## EXTRACTED RECORDS
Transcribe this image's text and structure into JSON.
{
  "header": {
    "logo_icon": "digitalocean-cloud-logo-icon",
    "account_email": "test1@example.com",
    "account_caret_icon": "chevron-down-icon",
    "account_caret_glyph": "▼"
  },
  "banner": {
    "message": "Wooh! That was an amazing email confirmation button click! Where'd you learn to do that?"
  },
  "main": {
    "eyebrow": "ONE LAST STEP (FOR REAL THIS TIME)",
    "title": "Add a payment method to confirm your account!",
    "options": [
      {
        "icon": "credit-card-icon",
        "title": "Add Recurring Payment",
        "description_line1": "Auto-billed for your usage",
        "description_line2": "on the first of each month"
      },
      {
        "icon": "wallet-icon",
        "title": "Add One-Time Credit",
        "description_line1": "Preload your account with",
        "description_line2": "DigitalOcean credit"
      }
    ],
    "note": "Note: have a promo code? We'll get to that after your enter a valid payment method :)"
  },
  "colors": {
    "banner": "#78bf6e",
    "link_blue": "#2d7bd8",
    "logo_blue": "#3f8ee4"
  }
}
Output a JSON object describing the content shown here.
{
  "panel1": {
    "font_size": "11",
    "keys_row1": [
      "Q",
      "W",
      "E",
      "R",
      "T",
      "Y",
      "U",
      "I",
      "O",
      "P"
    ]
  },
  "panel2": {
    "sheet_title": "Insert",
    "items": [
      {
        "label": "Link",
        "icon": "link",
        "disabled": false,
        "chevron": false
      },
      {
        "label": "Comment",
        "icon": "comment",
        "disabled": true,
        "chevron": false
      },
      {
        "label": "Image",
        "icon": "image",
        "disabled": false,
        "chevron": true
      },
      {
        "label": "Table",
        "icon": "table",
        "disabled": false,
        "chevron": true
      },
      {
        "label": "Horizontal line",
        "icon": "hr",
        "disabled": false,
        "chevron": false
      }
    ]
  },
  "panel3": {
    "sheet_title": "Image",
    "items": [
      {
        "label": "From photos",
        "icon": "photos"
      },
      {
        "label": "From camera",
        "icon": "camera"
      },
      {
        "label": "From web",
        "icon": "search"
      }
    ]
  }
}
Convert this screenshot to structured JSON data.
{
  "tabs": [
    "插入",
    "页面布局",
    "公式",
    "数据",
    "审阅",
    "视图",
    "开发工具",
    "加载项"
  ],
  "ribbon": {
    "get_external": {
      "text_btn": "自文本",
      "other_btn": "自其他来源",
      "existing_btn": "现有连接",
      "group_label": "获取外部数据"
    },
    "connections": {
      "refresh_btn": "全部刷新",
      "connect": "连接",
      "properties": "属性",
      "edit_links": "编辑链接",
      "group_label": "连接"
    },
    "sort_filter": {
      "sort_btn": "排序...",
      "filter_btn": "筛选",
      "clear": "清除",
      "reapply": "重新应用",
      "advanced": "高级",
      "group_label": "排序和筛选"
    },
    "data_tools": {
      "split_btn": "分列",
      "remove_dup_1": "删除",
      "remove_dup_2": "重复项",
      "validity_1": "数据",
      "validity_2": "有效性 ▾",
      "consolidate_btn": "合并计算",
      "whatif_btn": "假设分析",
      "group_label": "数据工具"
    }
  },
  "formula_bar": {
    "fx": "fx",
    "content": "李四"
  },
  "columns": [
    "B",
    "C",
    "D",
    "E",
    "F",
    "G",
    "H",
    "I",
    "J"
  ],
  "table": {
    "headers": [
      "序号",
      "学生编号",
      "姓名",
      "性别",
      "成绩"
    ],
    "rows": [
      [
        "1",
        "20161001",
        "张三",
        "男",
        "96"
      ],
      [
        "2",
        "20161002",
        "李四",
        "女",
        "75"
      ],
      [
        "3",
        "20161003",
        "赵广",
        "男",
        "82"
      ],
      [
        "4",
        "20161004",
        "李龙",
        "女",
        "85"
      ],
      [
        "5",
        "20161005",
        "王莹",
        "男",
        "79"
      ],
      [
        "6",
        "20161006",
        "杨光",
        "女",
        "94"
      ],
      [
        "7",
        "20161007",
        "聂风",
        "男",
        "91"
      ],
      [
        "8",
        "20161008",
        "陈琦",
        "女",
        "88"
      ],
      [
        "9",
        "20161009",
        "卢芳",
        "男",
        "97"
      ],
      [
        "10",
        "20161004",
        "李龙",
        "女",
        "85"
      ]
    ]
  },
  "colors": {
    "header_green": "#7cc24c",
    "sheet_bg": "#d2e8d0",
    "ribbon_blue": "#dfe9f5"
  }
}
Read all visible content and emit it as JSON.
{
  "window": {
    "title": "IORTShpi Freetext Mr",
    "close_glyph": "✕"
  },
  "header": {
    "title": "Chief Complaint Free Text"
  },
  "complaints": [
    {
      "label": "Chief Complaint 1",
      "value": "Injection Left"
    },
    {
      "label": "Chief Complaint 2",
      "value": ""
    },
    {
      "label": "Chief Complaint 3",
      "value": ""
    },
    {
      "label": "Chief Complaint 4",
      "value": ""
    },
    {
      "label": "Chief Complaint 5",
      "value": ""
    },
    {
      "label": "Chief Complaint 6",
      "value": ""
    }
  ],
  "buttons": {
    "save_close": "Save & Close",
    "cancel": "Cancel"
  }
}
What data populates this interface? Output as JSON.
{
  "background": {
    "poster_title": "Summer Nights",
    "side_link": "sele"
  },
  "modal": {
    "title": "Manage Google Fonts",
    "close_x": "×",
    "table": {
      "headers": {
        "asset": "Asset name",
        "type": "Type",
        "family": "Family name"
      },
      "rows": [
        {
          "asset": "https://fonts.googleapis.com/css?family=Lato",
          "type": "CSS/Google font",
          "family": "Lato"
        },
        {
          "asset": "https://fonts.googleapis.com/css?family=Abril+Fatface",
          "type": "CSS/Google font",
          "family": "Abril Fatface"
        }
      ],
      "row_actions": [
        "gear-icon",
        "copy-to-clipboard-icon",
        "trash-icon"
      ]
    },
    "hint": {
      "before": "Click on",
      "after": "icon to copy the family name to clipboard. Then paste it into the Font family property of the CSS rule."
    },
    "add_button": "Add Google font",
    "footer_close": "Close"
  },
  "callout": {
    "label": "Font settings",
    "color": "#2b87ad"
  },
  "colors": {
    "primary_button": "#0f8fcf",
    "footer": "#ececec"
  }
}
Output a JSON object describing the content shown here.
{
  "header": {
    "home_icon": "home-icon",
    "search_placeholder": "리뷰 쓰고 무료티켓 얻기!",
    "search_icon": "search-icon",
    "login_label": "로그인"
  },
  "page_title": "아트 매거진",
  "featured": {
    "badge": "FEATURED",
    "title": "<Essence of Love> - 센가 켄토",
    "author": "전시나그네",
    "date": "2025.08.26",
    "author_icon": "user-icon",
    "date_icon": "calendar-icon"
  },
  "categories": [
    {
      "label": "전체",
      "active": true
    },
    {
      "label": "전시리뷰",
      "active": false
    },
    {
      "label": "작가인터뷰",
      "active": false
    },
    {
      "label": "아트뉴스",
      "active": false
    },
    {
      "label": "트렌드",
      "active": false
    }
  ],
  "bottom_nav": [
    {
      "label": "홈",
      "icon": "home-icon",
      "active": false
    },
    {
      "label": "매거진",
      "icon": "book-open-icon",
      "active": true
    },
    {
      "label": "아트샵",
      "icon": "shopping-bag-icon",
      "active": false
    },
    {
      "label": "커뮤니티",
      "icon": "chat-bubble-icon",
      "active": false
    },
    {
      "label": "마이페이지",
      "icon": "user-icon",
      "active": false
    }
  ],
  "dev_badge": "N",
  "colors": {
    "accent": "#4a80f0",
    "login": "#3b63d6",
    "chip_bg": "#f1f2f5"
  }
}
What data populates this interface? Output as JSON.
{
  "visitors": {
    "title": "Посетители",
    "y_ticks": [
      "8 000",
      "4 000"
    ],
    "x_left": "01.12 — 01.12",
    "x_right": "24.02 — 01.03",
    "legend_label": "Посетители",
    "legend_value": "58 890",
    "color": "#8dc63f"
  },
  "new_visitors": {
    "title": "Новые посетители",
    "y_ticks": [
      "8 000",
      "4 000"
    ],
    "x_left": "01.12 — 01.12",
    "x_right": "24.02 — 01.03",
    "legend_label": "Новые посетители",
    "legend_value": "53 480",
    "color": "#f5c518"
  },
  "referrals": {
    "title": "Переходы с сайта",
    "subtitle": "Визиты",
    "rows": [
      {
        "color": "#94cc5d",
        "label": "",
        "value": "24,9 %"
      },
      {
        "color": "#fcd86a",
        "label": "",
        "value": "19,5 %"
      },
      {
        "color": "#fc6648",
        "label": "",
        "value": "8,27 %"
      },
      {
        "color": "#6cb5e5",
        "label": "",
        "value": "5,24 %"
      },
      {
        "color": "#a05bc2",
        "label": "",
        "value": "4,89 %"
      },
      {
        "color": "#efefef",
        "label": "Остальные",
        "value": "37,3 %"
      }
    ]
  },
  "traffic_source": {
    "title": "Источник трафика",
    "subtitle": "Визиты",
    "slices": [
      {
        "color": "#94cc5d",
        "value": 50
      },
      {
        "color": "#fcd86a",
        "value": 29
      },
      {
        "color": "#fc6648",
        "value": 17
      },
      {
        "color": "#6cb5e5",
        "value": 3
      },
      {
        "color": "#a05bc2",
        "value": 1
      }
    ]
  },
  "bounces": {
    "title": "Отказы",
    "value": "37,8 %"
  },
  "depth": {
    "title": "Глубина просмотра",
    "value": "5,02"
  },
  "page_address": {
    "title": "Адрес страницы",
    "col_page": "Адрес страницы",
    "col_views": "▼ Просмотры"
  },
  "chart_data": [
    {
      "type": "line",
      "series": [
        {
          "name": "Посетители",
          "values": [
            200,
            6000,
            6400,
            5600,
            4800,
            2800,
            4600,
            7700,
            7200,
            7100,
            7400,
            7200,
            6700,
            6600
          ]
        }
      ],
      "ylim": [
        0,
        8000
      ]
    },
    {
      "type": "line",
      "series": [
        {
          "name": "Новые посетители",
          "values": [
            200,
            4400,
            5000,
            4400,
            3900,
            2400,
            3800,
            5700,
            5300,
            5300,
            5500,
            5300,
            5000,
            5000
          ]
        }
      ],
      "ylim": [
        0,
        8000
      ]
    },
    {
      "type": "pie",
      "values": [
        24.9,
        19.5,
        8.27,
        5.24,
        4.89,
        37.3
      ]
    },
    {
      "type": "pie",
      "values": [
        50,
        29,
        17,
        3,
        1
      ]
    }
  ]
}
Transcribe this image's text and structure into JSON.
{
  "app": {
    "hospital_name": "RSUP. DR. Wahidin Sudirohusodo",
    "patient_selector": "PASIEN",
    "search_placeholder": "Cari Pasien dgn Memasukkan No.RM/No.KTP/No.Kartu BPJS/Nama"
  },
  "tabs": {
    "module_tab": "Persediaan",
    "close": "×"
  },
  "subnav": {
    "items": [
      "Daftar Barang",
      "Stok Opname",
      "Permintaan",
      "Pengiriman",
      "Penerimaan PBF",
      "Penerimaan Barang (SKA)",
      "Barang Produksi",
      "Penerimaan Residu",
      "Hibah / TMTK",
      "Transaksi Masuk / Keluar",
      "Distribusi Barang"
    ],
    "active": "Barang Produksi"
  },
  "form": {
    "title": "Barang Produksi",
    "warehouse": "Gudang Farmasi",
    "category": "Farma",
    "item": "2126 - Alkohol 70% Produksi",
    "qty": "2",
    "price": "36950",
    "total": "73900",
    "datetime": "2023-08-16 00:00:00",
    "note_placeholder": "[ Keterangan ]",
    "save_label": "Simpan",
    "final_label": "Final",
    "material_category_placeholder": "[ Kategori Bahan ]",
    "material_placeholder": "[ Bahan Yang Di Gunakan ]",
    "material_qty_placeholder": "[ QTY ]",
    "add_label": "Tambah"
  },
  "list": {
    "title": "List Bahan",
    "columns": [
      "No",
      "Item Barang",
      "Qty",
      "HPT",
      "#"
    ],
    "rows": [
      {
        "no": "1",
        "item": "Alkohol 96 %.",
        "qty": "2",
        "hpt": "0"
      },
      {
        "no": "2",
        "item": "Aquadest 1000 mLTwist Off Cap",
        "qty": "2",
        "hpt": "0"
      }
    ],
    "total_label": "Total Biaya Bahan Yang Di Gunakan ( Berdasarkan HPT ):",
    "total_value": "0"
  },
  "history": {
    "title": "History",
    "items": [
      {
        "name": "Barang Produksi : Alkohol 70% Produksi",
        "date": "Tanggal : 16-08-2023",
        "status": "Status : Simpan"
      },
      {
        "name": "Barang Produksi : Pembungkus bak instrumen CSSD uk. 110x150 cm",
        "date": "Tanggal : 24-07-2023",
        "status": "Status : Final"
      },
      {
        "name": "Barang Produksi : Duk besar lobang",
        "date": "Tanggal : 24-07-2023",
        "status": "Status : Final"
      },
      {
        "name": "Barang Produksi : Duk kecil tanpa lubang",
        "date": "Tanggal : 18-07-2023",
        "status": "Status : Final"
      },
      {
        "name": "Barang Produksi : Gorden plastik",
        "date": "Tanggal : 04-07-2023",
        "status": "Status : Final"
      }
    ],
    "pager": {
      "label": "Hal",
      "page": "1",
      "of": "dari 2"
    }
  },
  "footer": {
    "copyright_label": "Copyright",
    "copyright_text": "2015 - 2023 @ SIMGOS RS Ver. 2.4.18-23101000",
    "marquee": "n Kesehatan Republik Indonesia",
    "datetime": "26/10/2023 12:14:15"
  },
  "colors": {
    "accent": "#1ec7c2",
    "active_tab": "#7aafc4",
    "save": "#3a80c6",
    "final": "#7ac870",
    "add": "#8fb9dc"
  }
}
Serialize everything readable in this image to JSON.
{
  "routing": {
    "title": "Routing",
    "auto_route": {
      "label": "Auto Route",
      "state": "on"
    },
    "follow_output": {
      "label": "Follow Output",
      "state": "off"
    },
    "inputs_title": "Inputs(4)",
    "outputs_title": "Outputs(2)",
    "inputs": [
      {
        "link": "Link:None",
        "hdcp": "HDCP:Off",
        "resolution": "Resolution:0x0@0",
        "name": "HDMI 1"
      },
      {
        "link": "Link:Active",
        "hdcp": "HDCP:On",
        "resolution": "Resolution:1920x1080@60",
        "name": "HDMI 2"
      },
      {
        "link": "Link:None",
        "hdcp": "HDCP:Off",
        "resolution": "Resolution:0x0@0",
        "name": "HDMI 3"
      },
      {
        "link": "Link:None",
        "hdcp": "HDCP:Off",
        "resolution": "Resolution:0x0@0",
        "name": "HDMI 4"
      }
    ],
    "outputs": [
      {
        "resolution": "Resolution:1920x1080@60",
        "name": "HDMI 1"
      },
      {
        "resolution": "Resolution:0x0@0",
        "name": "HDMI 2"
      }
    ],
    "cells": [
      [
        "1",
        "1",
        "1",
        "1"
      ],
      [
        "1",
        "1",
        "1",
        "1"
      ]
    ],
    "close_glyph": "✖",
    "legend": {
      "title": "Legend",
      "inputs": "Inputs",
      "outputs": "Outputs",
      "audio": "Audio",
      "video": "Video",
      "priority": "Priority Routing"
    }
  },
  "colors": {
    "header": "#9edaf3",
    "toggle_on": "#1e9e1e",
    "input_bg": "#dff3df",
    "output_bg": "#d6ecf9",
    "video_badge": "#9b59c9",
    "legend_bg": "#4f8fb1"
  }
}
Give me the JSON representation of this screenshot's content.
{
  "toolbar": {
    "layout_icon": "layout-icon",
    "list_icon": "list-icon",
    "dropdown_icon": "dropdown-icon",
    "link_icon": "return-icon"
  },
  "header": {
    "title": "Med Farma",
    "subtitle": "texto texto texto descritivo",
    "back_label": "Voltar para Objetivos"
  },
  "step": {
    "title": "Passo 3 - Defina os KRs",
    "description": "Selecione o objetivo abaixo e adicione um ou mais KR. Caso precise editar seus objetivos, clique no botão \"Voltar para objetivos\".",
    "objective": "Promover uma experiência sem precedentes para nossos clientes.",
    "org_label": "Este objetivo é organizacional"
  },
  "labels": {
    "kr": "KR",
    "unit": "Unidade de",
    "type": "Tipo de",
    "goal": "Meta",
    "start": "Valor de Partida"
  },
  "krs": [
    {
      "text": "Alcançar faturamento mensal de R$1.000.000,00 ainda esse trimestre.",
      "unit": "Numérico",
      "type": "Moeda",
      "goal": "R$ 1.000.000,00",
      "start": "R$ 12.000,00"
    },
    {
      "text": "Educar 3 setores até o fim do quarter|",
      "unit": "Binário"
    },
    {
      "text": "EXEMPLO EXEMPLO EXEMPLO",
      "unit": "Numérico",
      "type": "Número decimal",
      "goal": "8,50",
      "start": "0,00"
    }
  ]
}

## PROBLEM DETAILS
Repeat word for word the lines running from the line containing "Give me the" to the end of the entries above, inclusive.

## WORKED SOLUTION
Give me the JSON representation of this screenshot's content.
{
  "toolbar": {
    "layout_icon": "layout-icon",
    "list_icon": "list-icon",
    "dropdown_icon": "dropdown-icon",
    "link_icon": "return-icon"
  },
  "header": {
    "title": "Med Farma",
    "subtitle": "texto texto texto descritivo",
    "back_label": "Voltar para Objetivos"
  },
  "step": {
    "title": "Passo 3 - Defina os KRs",
    "description": "Selecione o objetivo abaixo e adicione um ou mais KR. Caso precise editar seus objetivos, clique no botão \"Voltar para objetivos\".",
    "objective": "Promover uma experiência sem precedentes para nossos clientes.",
    "org_label": "Este objetivo é organizacional"
  },
  "labels": {
    "kr": "KR",
    "unit": "Unidade de",
    "type": "Tipo de",
    "goal": "Meta",
    "start": "Valor de Partida"
  },
  "krs": [
    {
      "text": "Alcançar faturamento mensal de R$1.000.000,00 ainda esse trimestre.",
      "unit": "Numérico",
      "type": "Moeda",
      "goal": "R$ 1.000.000,00",
      "start": "R$ 12.000,00"
    },
    {
      "text": "Educar 3 setores até o fim do quarter|",
      "unit": "Binário"
    },
    {
      "text": "EXEMPLO EXEMPLO EXEMPLO",
      "unit": "Numérico",
      "type": "Número decimal",
      "goal": "8,50",
      "start": "0,00"
    }
  ]
}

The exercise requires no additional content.